Following the death of George Floyd while in the custody of Minneapolis police in May, Trump signed an executive order calling for several measures to help police while also reducing incidents of brutality and fatalities.
The order calls for police to ban the use of chokeholds except in extreme cases when an officer’s life is in danger, award federal grants to encourage higher certification standards regarding the use of force and to create a database that would track incidents of misconduct amongst police officers.
Trump is also campaigning on an anti-crime platform that would: provide funding to hire more police; boost criminal penalties for assaults on police; prosecute drive-by shootings as acts of domestic terrorism; prosecute groups such as ANTIFA; aggressively deport members of violent gangs from foreign countries; and prosecute people who desecrate public monuments, memorials, and statues.
While a staunch defender of the 2nd Amendment, Trump has outlined a strategy for curtailing gun violence in the wake of back-to-back mass shootings last year in El Paso, Texas, and Dayton, Ohio.
He has called for developing tools that can detect mass shooters before they strike, like scanning social media sites for hate manifestos. Second, he wants to discourage the availability of video games that inspire violence. Third, he wants mental health laws reformed so that disturbed people can more quickly be treated or confined. Trump also favors “red flag” laws, also known as “extreme-risk protection orders” to block access to firearms for people who have demonstrated a desire to kill others.
Bishops say Trump’s approval of capital punishment is contrary to their pro-life platform that declares all life is sacred. Nevertheless, the president has directed the Justice Department to resume executing inmates on the federal death row.
Included was the scheduled execution of Lezmond Charles Mitchell.
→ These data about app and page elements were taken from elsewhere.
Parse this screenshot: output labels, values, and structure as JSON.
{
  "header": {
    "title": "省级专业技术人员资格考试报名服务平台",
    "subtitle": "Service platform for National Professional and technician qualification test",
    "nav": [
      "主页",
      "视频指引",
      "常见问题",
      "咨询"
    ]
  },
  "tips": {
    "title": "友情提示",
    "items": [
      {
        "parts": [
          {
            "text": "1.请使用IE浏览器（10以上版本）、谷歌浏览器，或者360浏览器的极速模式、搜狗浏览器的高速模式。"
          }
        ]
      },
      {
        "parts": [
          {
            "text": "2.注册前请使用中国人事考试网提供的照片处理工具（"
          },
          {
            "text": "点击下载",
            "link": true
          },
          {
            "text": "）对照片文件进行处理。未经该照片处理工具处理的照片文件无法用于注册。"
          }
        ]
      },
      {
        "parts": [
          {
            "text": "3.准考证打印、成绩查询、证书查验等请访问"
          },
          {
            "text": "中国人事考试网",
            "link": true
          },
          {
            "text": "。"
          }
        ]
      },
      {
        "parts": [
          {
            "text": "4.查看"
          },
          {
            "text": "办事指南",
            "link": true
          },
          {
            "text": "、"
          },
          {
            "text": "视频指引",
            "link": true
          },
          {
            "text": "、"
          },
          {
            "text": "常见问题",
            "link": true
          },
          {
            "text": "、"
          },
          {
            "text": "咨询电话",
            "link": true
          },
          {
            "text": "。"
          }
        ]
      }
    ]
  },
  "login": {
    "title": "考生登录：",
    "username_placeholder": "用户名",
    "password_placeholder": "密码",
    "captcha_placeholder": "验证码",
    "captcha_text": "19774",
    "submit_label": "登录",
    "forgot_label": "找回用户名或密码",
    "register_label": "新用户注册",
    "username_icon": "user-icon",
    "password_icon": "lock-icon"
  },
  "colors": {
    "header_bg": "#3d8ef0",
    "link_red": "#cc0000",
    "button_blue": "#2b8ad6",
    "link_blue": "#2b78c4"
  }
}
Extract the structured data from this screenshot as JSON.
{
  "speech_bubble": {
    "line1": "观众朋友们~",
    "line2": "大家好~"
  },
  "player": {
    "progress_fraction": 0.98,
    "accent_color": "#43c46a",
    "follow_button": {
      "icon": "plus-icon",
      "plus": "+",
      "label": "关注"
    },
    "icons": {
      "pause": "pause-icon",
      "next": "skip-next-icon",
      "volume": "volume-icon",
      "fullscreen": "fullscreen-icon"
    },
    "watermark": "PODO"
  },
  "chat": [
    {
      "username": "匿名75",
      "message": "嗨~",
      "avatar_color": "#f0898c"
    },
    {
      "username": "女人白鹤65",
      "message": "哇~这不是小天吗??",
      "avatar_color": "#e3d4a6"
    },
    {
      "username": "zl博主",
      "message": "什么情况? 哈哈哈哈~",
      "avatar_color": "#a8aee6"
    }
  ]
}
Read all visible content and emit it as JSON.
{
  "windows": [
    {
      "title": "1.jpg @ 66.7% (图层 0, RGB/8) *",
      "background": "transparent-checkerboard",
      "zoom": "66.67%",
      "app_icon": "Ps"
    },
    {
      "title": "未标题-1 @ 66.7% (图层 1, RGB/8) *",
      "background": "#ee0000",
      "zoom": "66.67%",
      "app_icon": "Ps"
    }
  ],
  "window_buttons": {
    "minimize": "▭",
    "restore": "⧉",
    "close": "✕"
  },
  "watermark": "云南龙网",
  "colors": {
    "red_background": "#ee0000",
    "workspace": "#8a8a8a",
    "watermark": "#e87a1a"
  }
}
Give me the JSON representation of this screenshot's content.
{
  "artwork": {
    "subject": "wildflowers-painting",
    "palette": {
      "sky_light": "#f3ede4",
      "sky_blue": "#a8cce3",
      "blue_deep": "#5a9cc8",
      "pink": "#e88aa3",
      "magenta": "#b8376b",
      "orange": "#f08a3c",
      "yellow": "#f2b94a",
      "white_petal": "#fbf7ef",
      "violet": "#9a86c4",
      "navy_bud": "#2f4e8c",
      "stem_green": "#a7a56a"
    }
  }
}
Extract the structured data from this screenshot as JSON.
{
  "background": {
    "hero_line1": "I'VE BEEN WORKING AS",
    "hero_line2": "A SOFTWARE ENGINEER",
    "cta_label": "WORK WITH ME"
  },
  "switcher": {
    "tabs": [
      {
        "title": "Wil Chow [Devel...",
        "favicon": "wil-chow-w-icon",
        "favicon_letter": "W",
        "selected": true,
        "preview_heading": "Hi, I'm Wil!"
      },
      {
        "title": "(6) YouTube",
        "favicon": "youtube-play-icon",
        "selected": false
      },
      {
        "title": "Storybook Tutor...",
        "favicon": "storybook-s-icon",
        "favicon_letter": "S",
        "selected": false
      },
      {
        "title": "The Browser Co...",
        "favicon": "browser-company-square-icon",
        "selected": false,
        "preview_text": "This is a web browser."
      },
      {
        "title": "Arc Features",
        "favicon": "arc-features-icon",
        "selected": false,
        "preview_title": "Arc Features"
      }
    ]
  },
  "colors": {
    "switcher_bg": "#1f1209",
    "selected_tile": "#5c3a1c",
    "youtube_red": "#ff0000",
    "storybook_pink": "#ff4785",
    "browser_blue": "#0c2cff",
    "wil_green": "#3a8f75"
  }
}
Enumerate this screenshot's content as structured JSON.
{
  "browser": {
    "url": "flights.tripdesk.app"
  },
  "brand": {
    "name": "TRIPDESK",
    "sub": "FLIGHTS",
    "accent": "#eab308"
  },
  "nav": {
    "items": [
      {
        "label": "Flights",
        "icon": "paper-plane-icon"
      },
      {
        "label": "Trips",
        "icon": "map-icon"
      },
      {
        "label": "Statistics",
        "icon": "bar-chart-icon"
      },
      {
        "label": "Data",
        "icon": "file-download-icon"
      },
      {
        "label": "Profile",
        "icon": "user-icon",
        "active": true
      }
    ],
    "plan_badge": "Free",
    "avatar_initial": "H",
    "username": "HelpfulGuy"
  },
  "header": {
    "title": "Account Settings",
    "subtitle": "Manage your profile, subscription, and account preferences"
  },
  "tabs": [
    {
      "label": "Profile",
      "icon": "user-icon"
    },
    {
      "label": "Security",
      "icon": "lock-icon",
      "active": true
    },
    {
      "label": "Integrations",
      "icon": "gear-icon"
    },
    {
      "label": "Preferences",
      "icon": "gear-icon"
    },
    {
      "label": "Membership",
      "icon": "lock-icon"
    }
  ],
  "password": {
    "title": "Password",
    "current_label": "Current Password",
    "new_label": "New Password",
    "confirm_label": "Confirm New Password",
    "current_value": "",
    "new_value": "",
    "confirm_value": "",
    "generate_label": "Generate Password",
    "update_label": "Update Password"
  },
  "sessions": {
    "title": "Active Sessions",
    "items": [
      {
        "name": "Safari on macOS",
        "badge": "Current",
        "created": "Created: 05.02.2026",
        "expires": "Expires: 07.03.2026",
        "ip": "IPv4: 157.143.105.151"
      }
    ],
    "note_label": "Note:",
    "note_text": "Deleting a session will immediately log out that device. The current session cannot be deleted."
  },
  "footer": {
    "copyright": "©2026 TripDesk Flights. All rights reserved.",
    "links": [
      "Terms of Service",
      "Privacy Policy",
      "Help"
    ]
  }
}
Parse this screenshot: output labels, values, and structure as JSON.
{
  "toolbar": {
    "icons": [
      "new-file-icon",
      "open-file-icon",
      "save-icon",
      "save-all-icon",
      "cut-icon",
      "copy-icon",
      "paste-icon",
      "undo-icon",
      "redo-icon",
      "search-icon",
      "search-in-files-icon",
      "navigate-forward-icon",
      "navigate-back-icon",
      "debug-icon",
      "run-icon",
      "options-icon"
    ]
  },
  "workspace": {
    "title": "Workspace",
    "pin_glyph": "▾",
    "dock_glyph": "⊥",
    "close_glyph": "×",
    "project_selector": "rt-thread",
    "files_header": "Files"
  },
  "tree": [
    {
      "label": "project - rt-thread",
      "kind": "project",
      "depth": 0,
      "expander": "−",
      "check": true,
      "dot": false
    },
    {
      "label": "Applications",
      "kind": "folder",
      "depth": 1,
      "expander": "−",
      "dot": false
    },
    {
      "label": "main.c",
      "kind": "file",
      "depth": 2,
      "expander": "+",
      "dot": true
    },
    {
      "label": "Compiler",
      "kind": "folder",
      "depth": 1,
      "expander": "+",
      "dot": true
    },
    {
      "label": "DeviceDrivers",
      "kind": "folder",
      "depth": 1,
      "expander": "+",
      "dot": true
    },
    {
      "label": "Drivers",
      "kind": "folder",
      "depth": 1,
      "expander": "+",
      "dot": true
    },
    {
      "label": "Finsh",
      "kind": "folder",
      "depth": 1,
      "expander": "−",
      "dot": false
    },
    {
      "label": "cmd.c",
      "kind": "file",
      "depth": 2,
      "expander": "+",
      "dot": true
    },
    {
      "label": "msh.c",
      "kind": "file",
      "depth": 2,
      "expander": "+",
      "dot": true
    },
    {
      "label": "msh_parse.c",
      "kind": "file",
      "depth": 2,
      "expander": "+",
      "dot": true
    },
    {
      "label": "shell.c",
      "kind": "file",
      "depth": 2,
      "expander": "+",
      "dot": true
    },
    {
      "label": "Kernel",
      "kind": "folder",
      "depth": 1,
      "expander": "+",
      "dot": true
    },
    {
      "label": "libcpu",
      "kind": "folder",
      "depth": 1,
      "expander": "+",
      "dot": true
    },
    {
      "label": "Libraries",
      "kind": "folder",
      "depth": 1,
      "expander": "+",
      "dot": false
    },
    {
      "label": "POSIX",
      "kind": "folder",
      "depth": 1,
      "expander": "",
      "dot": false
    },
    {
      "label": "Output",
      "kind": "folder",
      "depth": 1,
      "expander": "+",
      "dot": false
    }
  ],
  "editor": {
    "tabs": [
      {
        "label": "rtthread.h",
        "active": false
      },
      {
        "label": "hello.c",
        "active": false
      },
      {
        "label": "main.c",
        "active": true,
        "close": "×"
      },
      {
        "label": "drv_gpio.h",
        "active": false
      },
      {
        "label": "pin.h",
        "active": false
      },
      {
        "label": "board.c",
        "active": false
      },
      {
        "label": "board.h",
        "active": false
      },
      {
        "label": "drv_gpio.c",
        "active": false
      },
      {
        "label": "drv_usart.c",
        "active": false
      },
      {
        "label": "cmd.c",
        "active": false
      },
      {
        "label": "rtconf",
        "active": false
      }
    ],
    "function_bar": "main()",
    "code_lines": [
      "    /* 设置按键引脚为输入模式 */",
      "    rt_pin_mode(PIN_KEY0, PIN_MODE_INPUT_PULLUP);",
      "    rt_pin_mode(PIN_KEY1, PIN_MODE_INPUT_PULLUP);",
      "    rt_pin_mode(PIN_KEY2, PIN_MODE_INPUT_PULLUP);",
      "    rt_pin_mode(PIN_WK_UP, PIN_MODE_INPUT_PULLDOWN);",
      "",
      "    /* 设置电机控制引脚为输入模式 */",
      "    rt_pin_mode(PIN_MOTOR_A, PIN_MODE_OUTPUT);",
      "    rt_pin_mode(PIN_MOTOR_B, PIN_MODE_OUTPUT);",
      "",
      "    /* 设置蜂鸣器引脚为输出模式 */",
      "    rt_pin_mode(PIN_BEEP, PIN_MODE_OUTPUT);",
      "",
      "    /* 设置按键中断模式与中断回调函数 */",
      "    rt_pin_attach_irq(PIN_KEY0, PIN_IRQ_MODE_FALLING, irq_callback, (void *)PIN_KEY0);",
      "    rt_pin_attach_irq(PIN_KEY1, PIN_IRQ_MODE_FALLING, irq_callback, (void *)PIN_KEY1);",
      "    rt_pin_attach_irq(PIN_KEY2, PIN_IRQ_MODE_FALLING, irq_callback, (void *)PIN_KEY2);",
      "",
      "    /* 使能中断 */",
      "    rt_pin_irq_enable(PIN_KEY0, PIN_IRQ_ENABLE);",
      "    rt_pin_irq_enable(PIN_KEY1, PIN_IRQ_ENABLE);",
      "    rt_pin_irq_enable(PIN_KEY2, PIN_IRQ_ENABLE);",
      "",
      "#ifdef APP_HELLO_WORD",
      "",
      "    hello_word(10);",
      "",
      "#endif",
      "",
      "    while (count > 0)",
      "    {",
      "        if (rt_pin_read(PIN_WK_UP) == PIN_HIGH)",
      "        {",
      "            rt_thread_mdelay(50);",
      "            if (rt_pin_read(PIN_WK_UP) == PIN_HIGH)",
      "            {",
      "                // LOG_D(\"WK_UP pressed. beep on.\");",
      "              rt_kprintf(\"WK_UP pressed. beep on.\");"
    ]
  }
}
Barring a last-minute reprieve, Mitchell would be the fourth federal inmate executed this summer, with one more scheduled for August and two more in September.
Recently, Trump reiterated his death penalty support when he tweeted that Dzhokhar Tsarnaev, the convicted Boston Marathon bomber, deserved death. Boston Cardinal Seán Patrick O’Malley responded that “Catholic teaching does not support the taking of life as a means of achieving justice.”
Trump has called climate change a hoax that diminishes the power of the U.S. economy as an engine for freedom and prosperity at home and abroad. He opposed the Paris climate agreement and supports energy independence through bolstered domestic fuel production.
Meanwhile, Trump has worked to reverse the Affordable Care Act (ACA). He says Obamacare mandates crush American businesses and they come way short of making quality health care available to all.
NATIONAL DEFENSE AND FOREIGN AFFAIRS
Trump says he has kept his promises to rebuild U.S. military power while also working to bring American troops home from foreign engagements. He has boasted of standing up to North Korea, China, and Russia, while also unleashing raids against terrorist organizations in the Middle East.
Trump has also been heavily involved in relations with Israel. In 2017, Trump announced the recognition of Jerusalem as the capital of Israel and ordered the U.S. Embassy be moved from Tel Aviv to Jerusalem, which was completed one year later. Earlier this month, the administration helped broker a pact calling for normal relations between Israel and the UAE. According to a White House statement, “This historic diplomatic breakthrough will advance peace in the Middle East region” that will “unlock the great potential in the region.”